Line by line, copy the material below exactly as given.
┄┄┄┄┄┄┄┄┄┄
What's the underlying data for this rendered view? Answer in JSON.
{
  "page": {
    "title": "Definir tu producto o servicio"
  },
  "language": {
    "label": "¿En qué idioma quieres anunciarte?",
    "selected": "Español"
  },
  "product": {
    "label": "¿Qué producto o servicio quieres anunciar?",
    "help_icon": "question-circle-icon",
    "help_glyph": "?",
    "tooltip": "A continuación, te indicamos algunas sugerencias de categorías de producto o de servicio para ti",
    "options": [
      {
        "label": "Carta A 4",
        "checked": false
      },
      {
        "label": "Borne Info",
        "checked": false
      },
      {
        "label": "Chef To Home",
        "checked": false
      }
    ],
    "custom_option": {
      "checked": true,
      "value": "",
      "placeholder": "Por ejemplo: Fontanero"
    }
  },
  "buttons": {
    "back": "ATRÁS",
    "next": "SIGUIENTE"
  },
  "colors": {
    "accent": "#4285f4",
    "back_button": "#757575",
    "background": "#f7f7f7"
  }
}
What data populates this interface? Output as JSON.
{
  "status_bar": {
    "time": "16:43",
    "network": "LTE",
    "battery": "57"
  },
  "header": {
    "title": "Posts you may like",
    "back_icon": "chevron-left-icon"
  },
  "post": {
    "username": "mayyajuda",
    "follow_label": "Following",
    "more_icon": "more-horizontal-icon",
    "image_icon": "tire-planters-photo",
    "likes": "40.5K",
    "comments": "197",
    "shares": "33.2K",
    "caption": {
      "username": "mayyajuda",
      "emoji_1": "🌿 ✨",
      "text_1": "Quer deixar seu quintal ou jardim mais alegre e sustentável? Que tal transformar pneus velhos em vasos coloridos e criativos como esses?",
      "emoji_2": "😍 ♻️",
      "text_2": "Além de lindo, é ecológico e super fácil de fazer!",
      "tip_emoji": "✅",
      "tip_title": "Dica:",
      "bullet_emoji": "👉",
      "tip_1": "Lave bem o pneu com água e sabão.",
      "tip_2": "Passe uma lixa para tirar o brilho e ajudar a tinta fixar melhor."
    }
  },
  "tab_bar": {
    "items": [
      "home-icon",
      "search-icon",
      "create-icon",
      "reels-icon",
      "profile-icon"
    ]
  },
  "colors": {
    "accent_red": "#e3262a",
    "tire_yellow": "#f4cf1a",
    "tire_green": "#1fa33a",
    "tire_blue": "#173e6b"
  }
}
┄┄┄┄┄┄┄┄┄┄
Solution to the problem
What's the underlying data for this rendered view? Answer in JSON.
{
  "page": {
    "title": "Definir tu producto o servicio"
  },
  "language": {
    "label": "¿En qué idioma quieres anunciarte?",
    "selected": "Español"
  },
  "product": {
    "label": "¿Qué producto o servicio quieres anunciar?",
    "help_icon": "question-circle-icon",
    "help_glyph": "?",
    "tooltip": "A continuación, te indicamos algunas sugerencias de categorías de producto o de servicio para ti",
    "options": [
      {
        "label": "Carta A 4",
        "checked": false
      },
      {
        "label": "Borne Info",
        "checked": false
      },
      {
        "label": "Chef To Home",
        "checked": false
      }
    ],
    "custom_option": {
      "checked": true,
      "value": "",
      "placeholder": "Por ejemplo: Fontanero"
    }
  },
  "buttons": {
    "back": "ATRÁS",
    "next": "SIGUIENTE"
  },
  "colors": {
    "accent": "#4285f4",
    "back_button": "#757575",
    "background": "#f7f7f7"
  }
}
What data populates this interface? Output as JSON.
{
  "status_bar": {
    "time": "16:43",
    "network": "LTE",
    "battery": "57"
  },
  "header": {
    "title": "Posts you may like",
    "back_icon": "chevron-left-icon"
  },
  "post": {
    "username": "mayyajuda",
    "follow_label": "Following",
    "more_icon": "more-horizontal-icon",
    "image_icon": "tire-planters-photo",
    "likes": "40.5K",
    "comments": "197",
    "shares": "33.2K",
    "caption": {
      "username": "mayyajuda",
      "emoji_1": "🌿 ✨",
      "text_1": "Quer deixar seu quintal ou jardim mais alegre e sustentável? Que tal transformar pneus velhos em vasos coloridos e criativos como esses?",
      "emoji_2": "😍 ♻️",
      "text_2": "Além de lindo, é ecológico e super fácil de fazer!",
      "tip_emoji": "✅",
      "tip_title": "Dica:",
      "bullet_emoji": "👉",
      "tip_1": "Lave bem o pneu com água e sabão.",
      "tip_2": "Passe uma lixa para tirar o brilho e ajudar a tinta fixar melhor."
    }
  },
  "tab_bar": {
    "items": [
      "home-icon",
      "search-icon",
      "create-icon",
      "reels-icon",
      "profile-icon"
    ]
  },
  "colors": {
    "accent_red": "#e3262a",
    "tire_yellow": "#f4cf1a",
    "tire_green": "#1fa33a",
    "tire_blue": "#173e6b"
  }
}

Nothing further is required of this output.